Lai Mohammed, minister of information and culture, says Nigeria’s poor rating on the 2020 Corruption Perception Index (CPI) by Transparency International is not a true reflection of the country’s anti-graft war.
On the 2020 index released last Thursday, Nigeria scored 25 out of 100 points — with zero signifying the worst performing countries and 100, the best-ranked.
Nigeria scored 26 points in 2015, and 28 points in 2016. The rating is the worst since 2015.
In a statement on Sunday, Mohammed said the federal government’s war against corruption is still on course, adding that the progress made against graft in the past two years was not included in the assessment of the country.
The minister said in addition to placing more emphasis on corruption prevention measures and building of integrity systems, high profile corruption cases are currently under investigation and prosecution.
“For instance, following the release of the 2019 TI-Corruption Perception Index, the government initiated reforms to improve on Nigeria’s Ease of Doing Business indices,” he said.
“This is because we found that up to 40 percent of the country’s corruption perception survey indices relates to business processes and general public service delivery processes.
“Government’s swift action has led to major reforms in the processes at our ports and business process points. In response to these evaluations, a number of significant policies have been instituted to enhance transparency and accountability, and prevent corruption.
“Even in the middle of the COVID-19 pandemic, a number of key transparency and accountability policies were developed
and are currently being implemented.”
Mohammed said there is a National Ethics Policy introduced by the Independent Corrupt Practices and Other Related Offences Commission (ICPC) which addresses integrity issues in all sectors.
”While we expect the results from these reforms to speak for us in due course, we are also taking measures to improve our data collection and retrieval on these issues to reduce the current under-reporting of our ongoing corruption reduction measures,” he said.

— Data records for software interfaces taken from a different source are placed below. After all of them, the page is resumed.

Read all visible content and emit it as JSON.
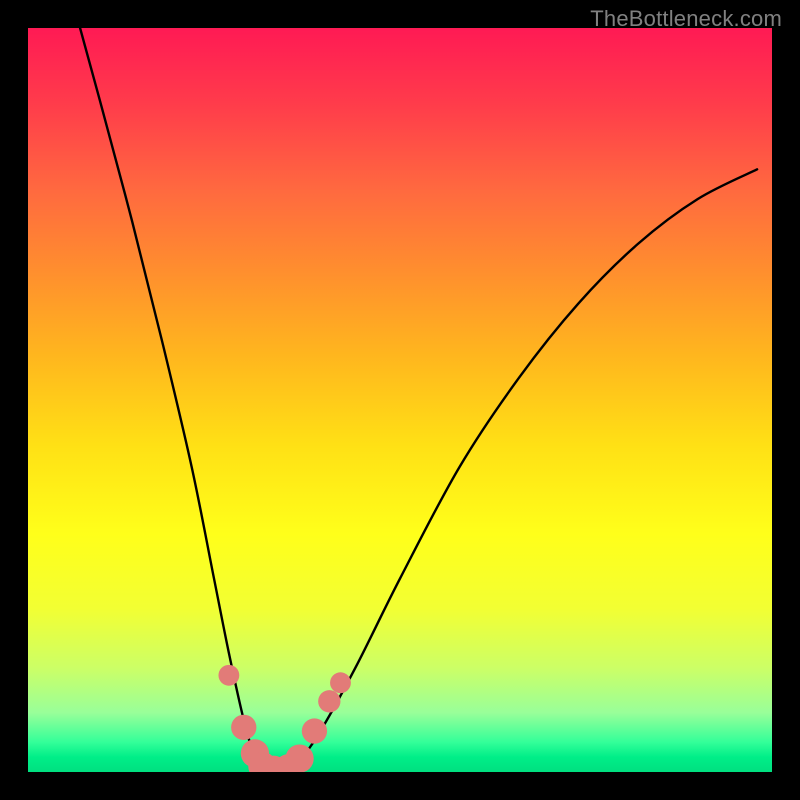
{
  "watermark": "TheBottleneck.com",
  "chart_data": {
    "type": "line",
    "title": "",
    "xlabel": "",
    "ylabel": "",
    "xlim": [
      0,
      100
    ],
    "ylim": [
      0,
      100
    ],
    "grid": false,
    "legend": false,
    "annotations": [],
    "series": [
      {
        "name": "curve",
        "x": [
          7,
          10,
          14,
          18,
          22,
          25,
          27,
          29,
          30.5,
          32,
          34,
          36,
          39,
          44,
          50,
          58,
          66,
          74,
          82,
          90,
          98
        ],
        "y": [
          100,
          89,
          74,
          58,
          41,
          26,
          16,
          7,
          2,
          0,
          0,
          1,
          5,
          14,
          26,
          41,
          53,
          63,
          71,
          77,
          81
        ]
      }
    ],
    "markers": {
      "name": "dots",
      "color": "#e27b78",
      "points": [
        {
          "x": 27.0,
          "y": 13.0,
          "r": 1.4
        },
        {
          "x": 29.0,
          "y": 6.0,
          "r": 1.7
        },
        {
          "x": 30.5,
          "y": 2.5,
          "r": 1.9
        },
        {
          "x": 31.5,
          "y": 0.8,
          "r": 1.9
        },
        {
          "x": 33.0,
          "y": 0.3,
          "r": 1.9
        },
        {
          "x": 35.0,
          "y": 0.5,
          "r": 1.9
        },
        {
          "x": 36.5,
          "y": 1.8,
          "r": 1.9
        },
        {
          "x": 38.5,
          "y": 5.5,
          "r": 1.7
        },
        {
          "x": 40.5,
          "y": 9.5,
          "r": 1.5
        },
        {
          "x": 42.0,
          "y": 12.0,
          "r": 1.4
        }
      ]
    }
  }
}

”After analysing Nigeria’s TI corruption rating, it was observed that some data sources in Nigeria’s scores have remained flat over the past 10 years, reflecting no improvement, decline or fluctuation.
“In this case, the corruption scores would have been affected by changes in the size and structure of the public sector over the past 10 years, changes in policies and personnel and systems over the period including, for instance, process automation, etc.
“There is therefore a need to verify that there is no transposition of figures from year to year due to absence of current data. There is a need to understand why these variations occur, and consequently the robustness of the methodology and validity of data.
“There is a need to understand why scores for this assessment have not been recorded for Nigeria for the past two years, which has had the effect of reducing Nigeria’s cumulative score and ranking relative to countries with those scores included in their CPI for both years.”
Fighting corruption is one of the focal points of the Buhari administration.